Authorized by Hunter shortly before her death at 89 in 1984, this affectionate, ""tell-it-like-it-is"" biography traces the...


ALBERTA HUNTER: A Celebration in Blues

Authorized by Hunter shortly before her death at 89 in 1984, this affectionate, ""tell-it-like-it-is"" biography traces the career of the classic blues singer whose musical contemporaries included the likes of Bessie Smith, Ma Rainey, Bricktop, Josephine Baker, Mabel Mercer, Ethel Waters and Eartha Kitt. Born in Memphis, Hunter headed north for Chicago at an early age, and was soon singing in gangster-run clubs. Gaining confidence, she moved on to New York and was a popular entertainer in the Harlem of the ""Renaissance."" Vaudeville turns throughout the country filled in the blank spots in her performance schedule, then it was on to Paris and the Continent. Recordings, frequently of her own blues ballads and more-than-slightly risquÉ material, spread her fame. At 62, Hunter retired and, lying about her age, enrolled in a nurse's training program. For 20 years, she devoted herself to tending the sick and aged. At 82, she was rediscovered by Barney Josephson, impresario of""The Cookery"" in Greenwich Village. She was an instantaneous hit and spent the remaining seven years of her life appearing in the US and overseas. Though it is a story that could easily fall into sentimentality, Taylor and Cook have been wise in rejecting a misty-eyed approach to their subject. Hunter, a lesbian who refused to flaunt her sexual orientation, was, perhaps because of this self-repression, often distant and bristling. Not given to throwing her money about, she could be demanding and manipulative with friends and business associates. Despite these characteristics, however, Hunter comes across as an indomitable spirit who because of her talent was able to move and inspire audiences for decades. The writing here is lucid and forward-moving without being self-consciously ""with it."" While the chronology is sometimes confusing, for the most part the authors have produced a narrative that captures the spirit not only of their fascinating protagonist but of her times as well. A straightforward, consistently intriguing life story. Twenty-four pages of photographs (not seen).
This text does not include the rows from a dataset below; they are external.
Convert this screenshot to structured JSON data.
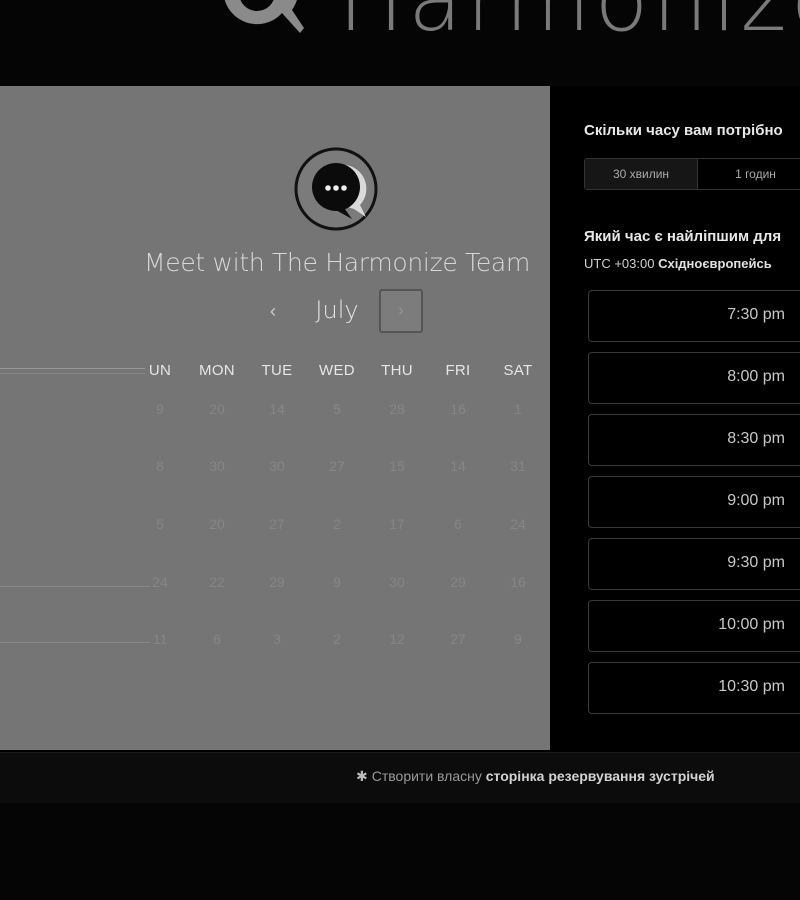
{
  "header": {
    "brand_name": "Harmonize"
  },
  "calendar": {
    "meeting_title": "Meet with The Harmonize Team",
    "month": "July",
    "prev_icon": "‹",
    "next_icon": "›",
    "weekdays": [
      "UN",
      "MON",
      "TUE",
      "WED",
      "THU",
      "FRI",
      "SAT"
    ],
    "weeks": [
      [
        "9",
        "20",
        "14",
        "5",
        "28",
        "16",
        "1"
      ],
      [
        "8",
        "30",
        "30",
        "27",
        "15",
        "14",
        "31"
      ],
      [
        "5",
        "20",
        "27",
        "2",
        "17",
        "6",
        "24"
      ],
      [
        "24",
        "22",
        "29",
        "9",
        "30",
        "29",
        "16"
      ],
      [
        "11",
        "6",
        "3",
        "2",
        "12",
        "27",
        "9"
      ]
    ]
  },
  "booking": {
    "duration_question": "Скільки часу вам потрібно",
    "duration_options": [
      "30 хвилин",
      "1 годин"
    ],
    "time_question": "Який час є найліпшим для",
    "timezone_prefix": "UTC +03:00",
    "timezone_name": "Східноєвропейсь",
    "slots": [
      "7:30 pm",
      "8:00 pm",
      "8:30 pm",
      "9:00 pm",
      "9:30 pm",
      "10:00 pm",
      "10:30 pm"
    ]
  },
  "footer": {
    "link_prefix": "Створити власну",
    "link_bold": "сторінка резервування зустрічей"
  },
  "colors": {
    "left_panel": "#757575",
    "right_panel": "#000000",
    "accent": "#e8e8e8"
  }
}
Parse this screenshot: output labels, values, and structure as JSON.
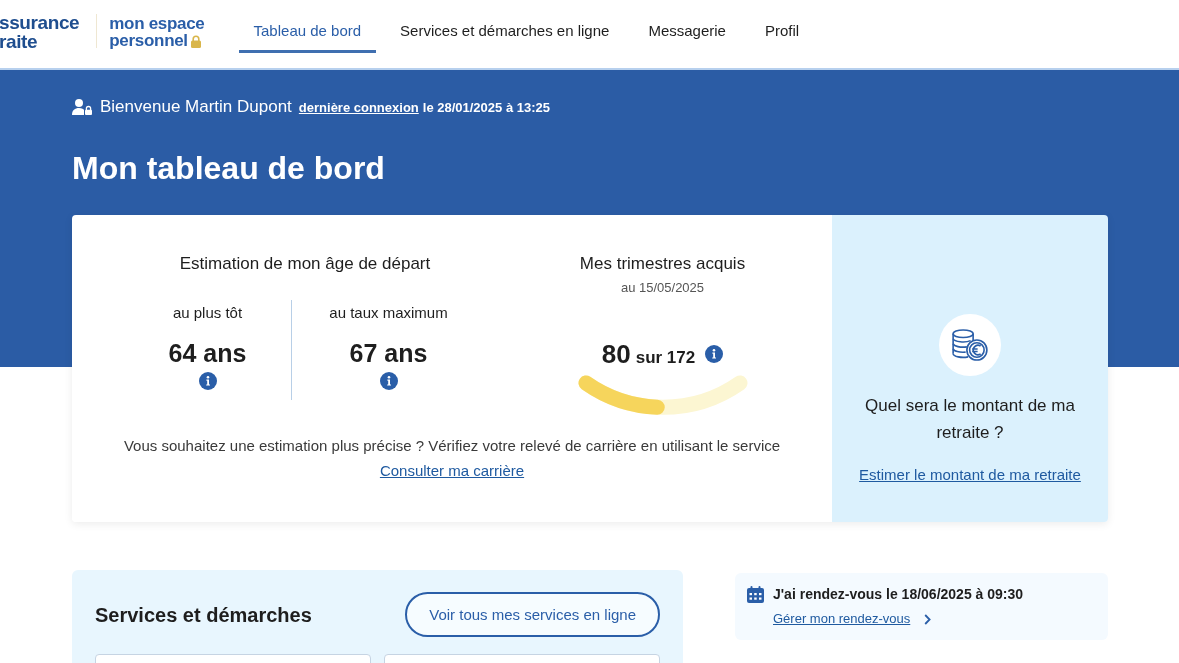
{
  "header": {
    "logo": {
      "line_1": "ssurance",
      "line_2": "raite"
    },
    "space_title": {
      "line_1": "mon espace",
      "line_2": "personnel"
    },
    "tabs": [
      {
        "label": "Tableau de bord",
        "selected": true
      },
      {
        "label": "Services et démarches en ligne",
        "selected": false
      },
      {
        "label": "Messagerie",
        "selected": false
      },
      {
        "label": "Profil",
        "selected": false
      }
    ]
  },
  "welcome": {
    "greeting": "Bienvenue Martin Dupont",
    "last_login_link": "dernière connexion",
    "last_login": "le 28/01/2025 à 13:25"
  },
  "page_title": "Mon tableau de bord",
  "departure_age": {
    "title": "Estimation de mon âge de départ",
    "options": [
      {
        "label": "au plus tôt",
        "value": "64 ans"
      },
      {
        "label": "au taux maximum",
        "value": "67 ans"
      }
    ]
  },
  "quarters": {
    "title": "Mes trimestres acquis",
    "date": "au 15/05/2025",
    "value": "80",
    "total": "sur 172",
    "level": 0.465
  },
  "precision": {
    "text": "Vous souhaitez une estimation plus précise ? Vérifiez votre relevé de carrière en utilisant le service",
    "link": "Consulter ma carrière"
  },
  "pension_panel": {
    "question": "Quel sera le montant de ma retraite ?",
    "link": "Estimer le montant de ma retraite"
  },
  "services": {
    "title": "Services et démarches",
    "button": "Voir tous mes services en ligne"
  },
  "appointment": {
    "text": "J'ai rendez-vous le 18/06/2025 à 09:30",
    "link": "Gérer mon rendez-vous"
  }
}
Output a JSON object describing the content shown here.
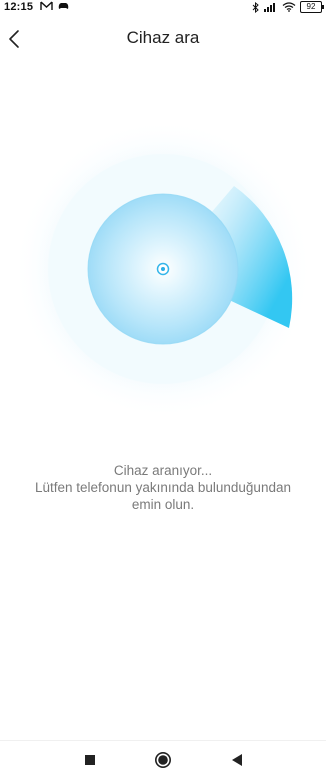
{
  "status_bar": {
    "time": "12:15",
    "left_icons": [
      "gmail-icon",
      "game-icon"
    ],
    "right_icons": [
      "bluetooth-icon",
      "signal-icon",
      "wifi-icon"
    ],
    "battery": "92"
  },
  "header": {
    "title": "Cihaz ara",
    "back_icon": "chevron-left-icon"
  },
  "message": {
    "line1": "Cihaz aranıyor...",
    "line2": "Lütfen telefonun yakınında bulunduğundan",
    "line3": "emin olun."
  },
  "navbar": {
    "icons": [
      "recents-square-icon",
      "home-circle-icon",
      "back-triangle-icon"
    ]
  },
  "colors": {
    "accent": "#33c7f2",
    "radar_light": "#bfe9fb",
    "text_secondary": "#7a7a7a"
  }
}
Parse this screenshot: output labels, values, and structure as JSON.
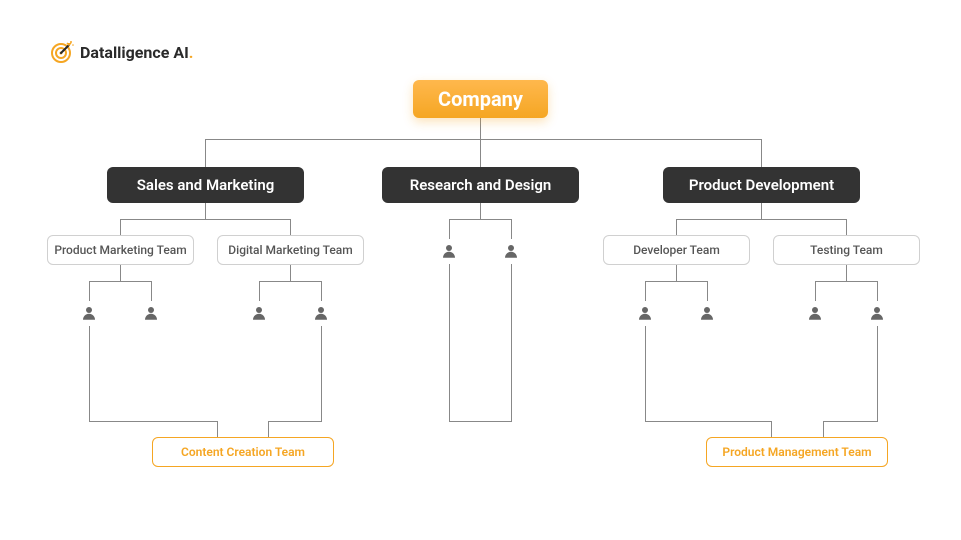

Pub Date: March 30, 1987


Page Count: -

Publisher: McGraw-Hill

Review Posted Online: N/A

Kirkus Reviews Issue: Feb. 15, 1987